I don't remember hitting golf balls off the neighbors' houses; I surely don't remember raping anyone, or seeing it done, or hearing of it. But I was reckless and immature, and stumbled into situations that might help me to empathize with these outlaws, in spite of the distasteful details that attach themselves to their case. If three young men wind up in federal prison -- or even if the best lawyers money can buy win them a reprieve they may not deserve -- the 40-odd remaining members of the hard-partying Duke lacrosse team may find that their lives have changed forever. If there's any promise in their learning curve, several lessons have been absorbed already. One is about transactions involving sex and money and the stupidity of imagining that the one who sells surrenders more dignity or moral currency than the one who buys. A race factor compounds the bitterness of this lesson, which many men never learn.

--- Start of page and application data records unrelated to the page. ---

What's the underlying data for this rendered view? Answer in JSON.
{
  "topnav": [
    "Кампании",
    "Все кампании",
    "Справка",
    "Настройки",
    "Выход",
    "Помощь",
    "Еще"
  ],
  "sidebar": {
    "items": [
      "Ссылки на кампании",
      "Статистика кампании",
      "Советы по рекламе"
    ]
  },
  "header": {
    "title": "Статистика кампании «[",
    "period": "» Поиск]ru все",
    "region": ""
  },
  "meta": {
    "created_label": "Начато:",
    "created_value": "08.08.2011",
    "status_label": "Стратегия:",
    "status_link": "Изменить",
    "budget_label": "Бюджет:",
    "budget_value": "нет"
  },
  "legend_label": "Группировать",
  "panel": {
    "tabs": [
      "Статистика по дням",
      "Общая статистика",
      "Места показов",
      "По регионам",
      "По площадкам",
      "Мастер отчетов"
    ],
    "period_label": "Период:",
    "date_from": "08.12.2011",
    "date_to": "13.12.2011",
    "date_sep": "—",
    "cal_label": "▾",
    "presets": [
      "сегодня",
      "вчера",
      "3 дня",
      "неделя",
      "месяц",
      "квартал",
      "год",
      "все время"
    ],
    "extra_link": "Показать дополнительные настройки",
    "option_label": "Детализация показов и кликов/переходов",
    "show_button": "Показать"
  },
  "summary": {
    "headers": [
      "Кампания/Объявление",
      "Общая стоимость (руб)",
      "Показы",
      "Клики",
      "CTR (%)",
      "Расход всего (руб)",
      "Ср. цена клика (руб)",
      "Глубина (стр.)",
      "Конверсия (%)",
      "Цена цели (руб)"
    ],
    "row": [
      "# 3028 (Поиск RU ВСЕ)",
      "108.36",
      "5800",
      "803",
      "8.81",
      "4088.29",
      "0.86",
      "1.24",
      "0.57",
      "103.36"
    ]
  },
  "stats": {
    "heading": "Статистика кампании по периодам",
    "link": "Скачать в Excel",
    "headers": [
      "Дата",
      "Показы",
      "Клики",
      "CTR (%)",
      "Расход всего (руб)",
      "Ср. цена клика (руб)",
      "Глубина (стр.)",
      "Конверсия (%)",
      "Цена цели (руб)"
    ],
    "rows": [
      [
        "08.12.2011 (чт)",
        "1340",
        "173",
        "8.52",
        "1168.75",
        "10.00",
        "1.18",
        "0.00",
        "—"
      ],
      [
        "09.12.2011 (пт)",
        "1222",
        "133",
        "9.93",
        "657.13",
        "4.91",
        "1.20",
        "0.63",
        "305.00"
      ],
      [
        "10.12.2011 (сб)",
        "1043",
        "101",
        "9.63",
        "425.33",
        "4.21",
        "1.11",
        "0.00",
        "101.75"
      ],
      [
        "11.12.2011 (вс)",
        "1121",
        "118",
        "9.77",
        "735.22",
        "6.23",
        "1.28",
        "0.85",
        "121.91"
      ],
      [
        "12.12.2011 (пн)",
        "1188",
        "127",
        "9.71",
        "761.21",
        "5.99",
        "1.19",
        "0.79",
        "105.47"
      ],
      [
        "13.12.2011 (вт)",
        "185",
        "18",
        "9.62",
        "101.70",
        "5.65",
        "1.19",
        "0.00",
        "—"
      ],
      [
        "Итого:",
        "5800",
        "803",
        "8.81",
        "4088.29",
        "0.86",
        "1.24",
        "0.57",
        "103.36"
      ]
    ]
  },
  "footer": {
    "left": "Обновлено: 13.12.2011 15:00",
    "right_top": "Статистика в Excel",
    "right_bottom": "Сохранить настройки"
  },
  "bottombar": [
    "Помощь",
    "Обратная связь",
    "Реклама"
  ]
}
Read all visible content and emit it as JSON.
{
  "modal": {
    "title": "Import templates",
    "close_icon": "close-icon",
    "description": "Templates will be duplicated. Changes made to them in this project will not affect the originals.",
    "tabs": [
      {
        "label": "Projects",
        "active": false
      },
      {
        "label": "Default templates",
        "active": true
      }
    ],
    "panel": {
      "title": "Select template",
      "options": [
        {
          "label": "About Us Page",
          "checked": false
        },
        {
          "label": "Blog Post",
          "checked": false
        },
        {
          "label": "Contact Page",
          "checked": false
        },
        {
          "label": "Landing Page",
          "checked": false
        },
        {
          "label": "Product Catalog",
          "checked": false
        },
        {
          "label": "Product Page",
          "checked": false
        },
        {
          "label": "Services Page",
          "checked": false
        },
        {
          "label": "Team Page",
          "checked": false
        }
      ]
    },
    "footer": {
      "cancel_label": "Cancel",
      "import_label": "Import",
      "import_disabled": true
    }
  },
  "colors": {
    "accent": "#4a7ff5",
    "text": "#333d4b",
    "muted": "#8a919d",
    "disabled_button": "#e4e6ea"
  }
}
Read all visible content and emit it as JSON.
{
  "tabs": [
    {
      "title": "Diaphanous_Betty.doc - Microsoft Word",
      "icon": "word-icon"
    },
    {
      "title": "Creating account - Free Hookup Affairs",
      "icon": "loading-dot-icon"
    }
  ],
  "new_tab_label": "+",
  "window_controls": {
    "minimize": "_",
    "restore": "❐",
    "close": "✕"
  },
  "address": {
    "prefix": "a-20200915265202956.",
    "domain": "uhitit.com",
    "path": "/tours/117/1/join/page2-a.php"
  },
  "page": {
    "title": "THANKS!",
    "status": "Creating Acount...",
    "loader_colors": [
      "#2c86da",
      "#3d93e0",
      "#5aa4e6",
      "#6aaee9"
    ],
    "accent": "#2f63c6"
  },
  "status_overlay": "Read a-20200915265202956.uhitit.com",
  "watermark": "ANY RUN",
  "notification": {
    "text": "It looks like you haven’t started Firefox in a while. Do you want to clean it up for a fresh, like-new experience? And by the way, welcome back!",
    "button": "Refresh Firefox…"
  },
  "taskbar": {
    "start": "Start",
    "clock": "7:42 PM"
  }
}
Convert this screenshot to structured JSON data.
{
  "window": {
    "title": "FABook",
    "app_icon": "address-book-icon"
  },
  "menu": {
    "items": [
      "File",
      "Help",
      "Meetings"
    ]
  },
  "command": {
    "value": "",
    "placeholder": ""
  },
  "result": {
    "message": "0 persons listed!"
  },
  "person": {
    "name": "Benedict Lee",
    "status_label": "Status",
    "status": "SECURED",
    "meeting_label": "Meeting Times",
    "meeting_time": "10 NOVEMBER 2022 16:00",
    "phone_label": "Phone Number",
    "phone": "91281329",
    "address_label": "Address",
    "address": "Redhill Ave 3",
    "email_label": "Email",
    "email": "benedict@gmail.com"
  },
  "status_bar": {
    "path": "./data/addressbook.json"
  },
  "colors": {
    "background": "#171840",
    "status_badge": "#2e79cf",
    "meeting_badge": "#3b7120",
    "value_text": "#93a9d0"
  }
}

But the great lesson they should have learned, if they're able to learn at all, is one that might make them better men and better citizens than the ones they would have become if no charges had ever been filed. It's a lesson learned too late by most children of privilege, who are blinkered well into adulthood by the myth of the affluent middle class -- the myth that elite lives proceed smoothly from triumph to triumph with nothing but glory down the road. But the awful, class-blind truth -- ask Duke lacrosse coach Mike Pressler, at the top of his world on Monday, unemployed and invisible on Thursday -- is that we live our lives with one foot on the banana, on the well-oiled roller skate peel. How quickly fortunes change, how very quickly it can all slip away.